[Records for the exercise]:

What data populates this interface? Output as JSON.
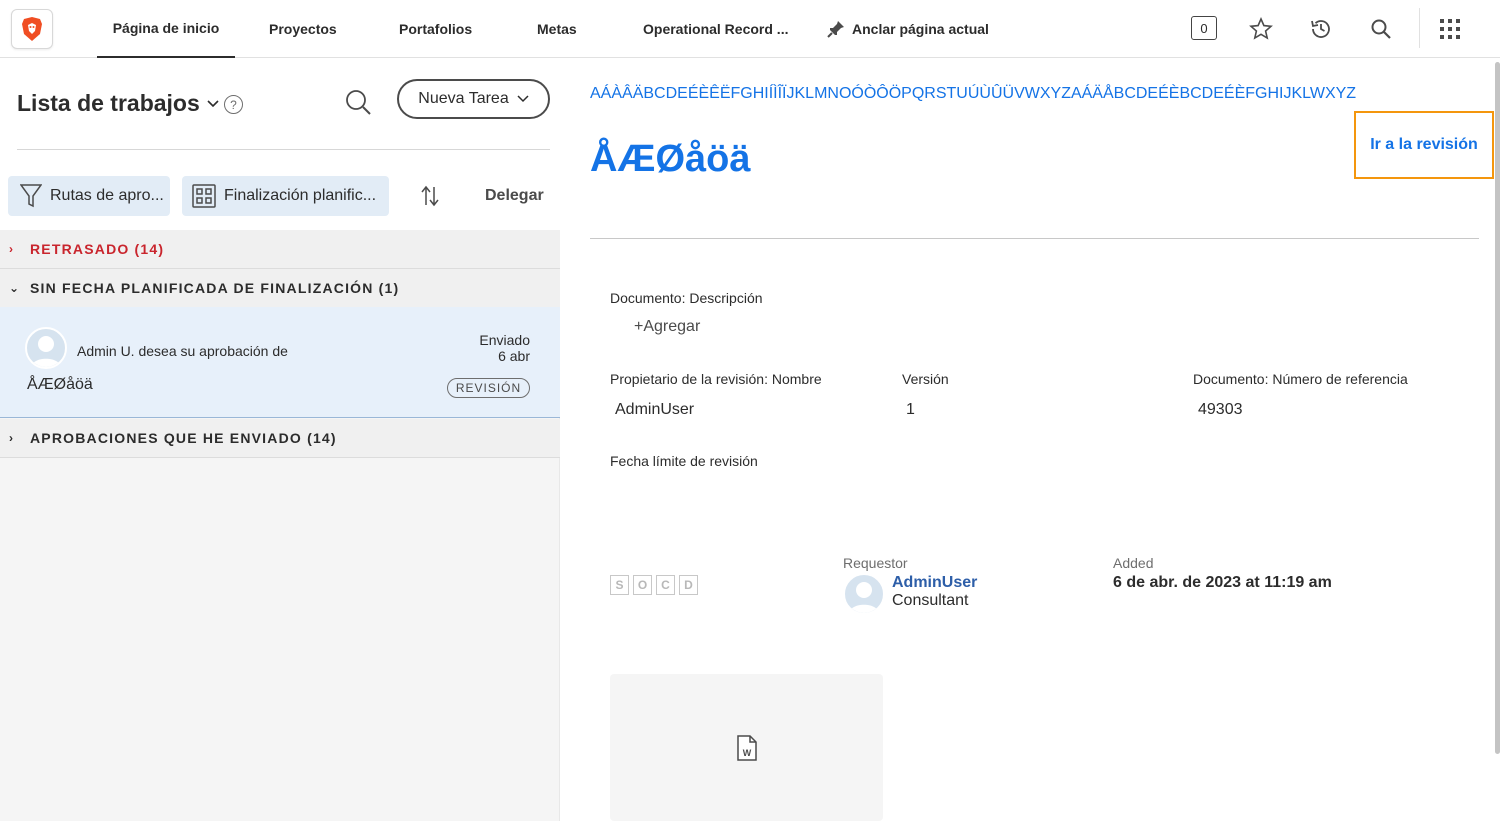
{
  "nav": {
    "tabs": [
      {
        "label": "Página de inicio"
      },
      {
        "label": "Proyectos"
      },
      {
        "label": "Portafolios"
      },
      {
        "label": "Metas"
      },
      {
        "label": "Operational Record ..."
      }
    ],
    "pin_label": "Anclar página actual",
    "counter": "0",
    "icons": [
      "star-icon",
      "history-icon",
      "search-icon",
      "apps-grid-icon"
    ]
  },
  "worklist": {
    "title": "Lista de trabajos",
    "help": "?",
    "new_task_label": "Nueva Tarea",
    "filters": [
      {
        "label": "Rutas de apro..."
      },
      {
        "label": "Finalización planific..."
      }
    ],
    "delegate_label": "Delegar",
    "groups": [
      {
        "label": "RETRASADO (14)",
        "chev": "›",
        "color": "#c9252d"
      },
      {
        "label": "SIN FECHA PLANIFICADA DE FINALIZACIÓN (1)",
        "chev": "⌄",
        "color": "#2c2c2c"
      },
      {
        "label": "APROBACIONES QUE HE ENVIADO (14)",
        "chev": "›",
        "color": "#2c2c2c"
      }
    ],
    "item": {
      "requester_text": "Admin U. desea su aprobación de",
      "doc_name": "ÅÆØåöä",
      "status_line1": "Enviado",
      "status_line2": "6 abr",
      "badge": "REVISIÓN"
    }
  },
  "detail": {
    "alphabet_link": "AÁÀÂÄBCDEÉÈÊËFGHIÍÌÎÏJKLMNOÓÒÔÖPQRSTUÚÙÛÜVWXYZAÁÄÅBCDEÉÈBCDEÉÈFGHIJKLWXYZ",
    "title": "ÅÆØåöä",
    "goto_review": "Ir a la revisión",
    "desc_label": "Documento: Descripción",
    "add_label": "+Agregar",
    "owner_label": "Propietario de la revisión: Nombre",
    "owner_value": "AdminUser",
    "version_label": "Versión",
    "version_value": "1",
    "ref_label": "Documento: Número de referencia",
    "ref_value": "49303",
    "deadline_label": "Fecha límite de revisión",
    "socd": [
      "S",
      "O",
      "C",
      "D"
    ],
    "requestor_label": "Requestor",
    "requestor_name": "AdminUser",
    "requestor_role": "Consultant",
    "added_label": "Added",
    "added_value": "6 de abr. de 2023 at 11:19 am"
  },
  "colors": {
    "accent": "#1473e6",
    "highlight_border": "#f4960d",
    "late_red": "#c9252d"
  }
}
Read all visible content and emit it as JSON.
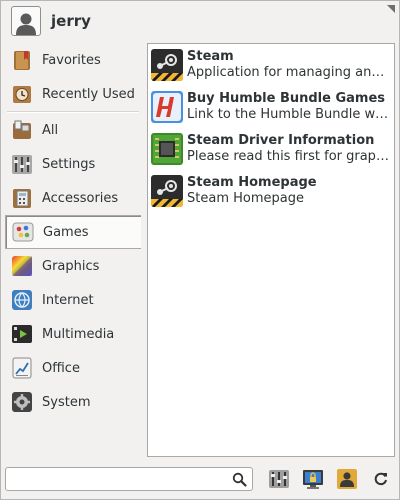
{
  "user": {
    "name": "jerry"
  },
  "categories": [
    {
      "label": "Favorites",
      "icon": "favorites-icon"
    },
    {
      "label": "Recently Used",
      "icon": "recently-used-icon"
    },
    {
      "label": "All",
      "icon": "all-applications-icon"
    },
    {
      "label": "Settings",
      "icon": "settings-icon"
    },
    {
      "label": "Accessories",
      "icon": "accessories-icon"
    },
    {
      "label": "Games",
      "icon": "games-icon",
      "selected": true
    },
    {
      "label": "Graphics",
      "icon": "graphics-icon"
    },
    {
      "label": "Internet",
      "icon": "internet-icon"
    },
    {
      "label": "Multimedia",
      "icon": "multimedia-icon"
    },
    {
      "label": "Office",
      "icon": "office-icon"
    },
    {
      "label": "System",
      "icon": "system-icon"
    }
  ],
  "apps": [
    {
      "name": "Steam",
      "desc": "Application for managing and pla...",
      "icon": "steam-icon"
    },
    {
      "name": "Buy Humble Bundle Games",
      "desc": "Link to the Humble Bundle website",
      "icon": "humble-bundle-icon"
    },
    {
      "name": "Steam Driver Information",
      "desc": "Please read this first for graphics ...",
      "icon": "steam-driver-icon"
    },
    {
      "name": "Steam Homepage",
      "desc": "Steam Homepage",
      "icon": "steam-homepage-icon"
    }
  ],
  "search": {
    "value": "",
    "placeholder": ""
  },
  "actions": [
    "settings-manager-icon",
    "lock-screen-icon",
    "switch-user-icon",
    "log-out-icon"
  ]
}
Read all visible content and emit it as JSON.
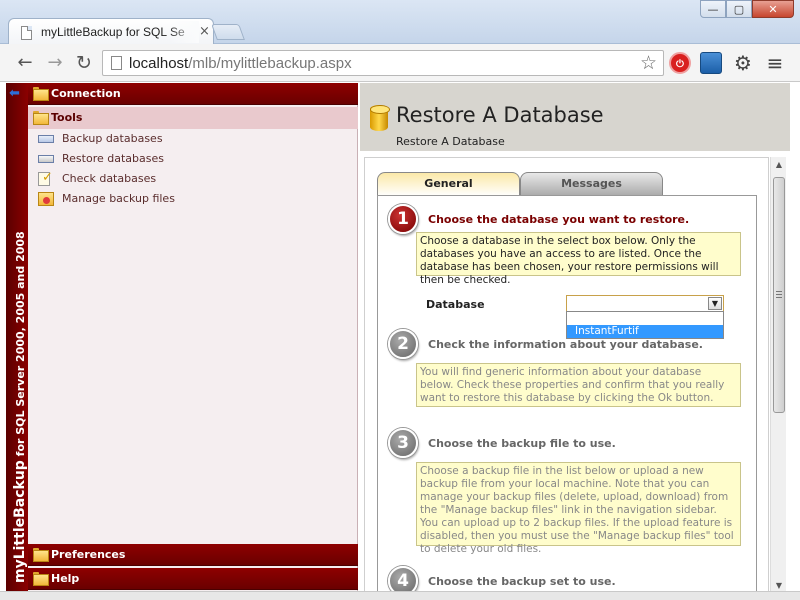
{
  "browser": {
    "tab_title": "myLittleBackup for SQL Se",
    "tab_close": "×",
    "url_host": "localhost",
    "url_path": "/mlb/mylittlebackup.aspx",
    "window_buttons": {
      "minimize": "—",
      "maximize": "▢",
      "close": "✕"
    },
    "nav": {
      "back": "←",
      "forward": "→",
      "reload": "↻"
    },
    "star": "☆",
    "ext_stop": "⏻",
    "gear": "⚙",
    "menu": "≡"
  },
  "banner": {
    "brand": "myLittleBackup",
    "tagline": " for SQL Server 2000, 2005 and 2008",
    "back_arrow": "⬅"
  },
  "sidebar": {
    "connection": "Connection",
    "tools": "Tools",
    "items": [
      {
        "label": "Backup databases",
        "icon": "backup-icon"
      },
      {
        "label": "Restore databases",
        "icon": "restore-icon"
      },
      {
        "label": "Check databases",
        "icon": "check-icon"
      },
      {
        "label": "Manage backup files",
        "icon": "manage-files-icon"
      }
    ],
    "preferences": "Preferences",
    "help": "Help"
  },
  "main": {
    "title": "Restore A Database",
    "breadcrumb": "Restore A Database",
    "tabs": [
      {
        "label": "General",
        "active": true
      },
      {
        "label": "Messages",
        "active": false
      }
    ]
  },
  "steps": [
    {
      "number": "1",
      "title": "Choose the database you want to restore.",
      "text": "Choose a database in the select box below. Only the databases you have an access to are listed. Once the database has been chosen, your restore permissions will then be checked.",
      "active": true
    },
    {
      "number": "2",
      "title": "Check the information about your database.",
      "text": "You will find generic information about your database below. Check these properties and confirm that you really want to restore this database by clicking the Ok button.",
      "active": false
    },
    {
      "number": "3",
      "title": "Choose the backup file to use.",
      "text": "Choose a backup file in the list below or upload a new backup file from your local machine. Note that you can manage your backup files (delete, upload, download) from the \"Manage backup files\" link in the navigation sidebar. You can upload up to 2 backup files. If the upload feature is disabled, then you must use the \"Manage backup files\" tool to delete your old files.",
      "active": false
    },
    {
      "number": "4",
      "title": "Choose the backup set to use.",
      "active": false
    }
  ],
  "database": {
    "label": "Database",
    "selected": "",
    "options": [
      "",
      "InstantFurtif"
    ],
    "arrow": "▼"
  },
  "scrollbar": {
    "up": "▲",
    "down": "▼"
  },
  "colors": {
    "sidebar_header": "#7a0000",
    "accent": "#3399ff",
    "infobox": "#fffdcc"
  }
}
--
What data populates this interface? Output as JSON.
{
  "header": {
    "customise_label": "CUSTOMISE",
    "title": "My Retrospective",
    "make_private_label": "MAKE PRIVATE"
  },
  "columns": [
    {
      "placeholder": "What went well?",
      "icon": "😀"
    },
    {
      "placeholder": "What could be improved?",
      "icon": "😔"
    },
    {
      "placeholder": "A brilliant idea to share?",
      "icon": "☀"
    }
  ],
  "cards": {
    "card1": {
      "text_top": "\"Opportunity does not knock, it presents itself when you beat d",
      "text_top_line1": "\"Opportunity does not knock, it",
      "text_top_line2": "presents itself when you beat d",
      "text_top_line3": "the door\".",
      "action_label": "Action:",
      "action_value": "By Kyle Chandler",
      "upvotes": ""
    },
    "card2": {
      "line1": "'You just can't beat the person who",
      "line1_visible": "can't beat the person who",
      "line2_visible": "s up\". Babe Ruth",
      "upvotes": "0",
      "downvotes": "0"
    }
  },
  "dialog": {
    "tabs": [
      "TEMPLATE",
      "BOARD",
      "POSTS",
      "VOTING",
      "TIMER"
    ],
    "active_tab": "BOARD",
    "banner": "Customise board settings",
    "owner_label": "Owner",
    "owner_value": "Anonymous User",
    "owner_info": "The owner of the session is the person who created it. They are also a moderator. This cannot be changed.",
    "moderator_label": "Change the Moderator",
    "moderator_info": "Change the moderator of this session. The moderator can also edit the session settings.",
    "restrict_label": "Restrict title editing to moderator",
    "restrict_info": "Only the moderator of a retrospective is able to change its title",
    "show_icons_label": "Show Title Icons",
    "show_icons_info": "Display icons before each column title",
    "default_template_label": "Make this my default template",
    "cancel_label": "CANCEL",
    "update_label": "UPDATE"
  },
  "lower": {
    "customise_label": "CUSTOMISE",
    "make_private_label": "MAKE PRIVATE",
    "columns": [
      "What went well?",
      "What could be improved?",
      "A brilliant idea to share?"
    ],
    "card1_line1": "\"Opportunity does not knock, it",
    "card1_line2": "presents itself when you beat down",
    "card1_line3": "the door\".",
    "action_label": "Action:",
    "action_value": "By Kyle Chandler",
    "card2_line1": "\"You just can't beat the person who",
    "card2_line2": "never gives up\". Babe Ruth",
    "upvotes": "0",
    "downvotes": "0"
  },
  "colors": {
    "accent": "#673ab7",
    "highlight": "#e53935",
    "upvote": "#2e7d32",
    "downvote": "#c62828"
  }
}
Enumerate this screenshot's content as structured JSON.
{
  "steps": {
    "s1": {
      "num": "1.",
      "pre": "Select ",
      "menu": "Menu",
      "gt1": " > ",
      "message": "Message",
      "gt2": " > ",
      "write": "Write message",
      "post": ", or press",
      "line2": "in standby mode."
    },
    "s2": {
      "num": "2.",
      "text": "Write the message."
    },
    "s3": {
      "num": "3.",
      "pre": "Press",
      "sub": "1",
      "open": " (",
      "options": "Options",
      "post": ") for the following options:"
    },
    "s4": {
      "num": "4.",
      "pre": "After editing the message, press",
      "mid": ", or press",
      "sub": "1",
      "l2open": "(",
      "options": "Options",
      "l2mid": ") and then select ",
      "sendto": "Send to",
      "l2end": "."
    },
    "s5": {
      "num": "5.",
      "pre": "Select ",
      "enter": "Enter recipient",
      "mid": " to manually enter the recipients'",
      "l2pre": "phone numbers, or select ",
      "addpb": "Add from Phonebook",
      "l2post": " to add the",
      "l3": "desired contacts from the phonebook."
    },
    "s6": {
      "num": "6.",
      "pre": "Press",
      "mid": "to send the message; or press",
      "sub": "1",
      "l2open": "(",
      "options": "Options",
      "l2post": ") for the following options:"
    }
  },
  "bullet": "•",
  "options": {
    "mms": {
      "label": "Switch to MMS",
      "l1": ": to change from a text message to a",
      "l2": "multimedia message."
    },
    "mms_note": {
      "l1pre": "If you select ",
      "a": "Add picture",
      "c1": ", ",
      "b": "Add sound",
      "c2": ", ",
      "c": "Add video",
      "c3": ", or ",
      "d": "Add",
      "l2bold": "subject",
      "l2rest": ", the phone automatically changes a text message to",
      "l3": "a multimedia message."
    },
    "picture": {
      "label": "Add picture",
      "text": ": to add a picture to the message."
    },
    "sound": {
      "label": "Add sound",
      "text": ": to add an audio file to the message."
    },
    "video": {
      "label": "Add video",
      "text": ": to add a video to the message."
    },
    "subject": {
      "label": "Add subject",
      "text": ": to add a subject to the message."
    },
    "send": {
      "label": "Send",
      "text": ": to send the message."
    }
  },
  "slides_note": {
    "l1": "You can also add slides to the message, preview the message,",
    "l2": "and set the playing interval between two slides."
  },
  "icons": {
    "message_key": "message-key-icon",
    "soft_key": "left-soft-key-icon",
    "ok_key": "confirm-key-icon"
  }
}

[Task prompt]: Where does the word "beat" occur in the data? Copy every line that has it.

[Written solution]:
      "text_top": "\"Opportunity does not knock, it presents itself when you beat d",
      "text_top_line2": "presents itself when you beat d",
      "line1": "'You just can't beat the person who",
      "line1_visible": "can't beat the person who",
    "card1_line2": "presents itself when you beat down",
    "card2_line1": "\"You just can't beat the person who",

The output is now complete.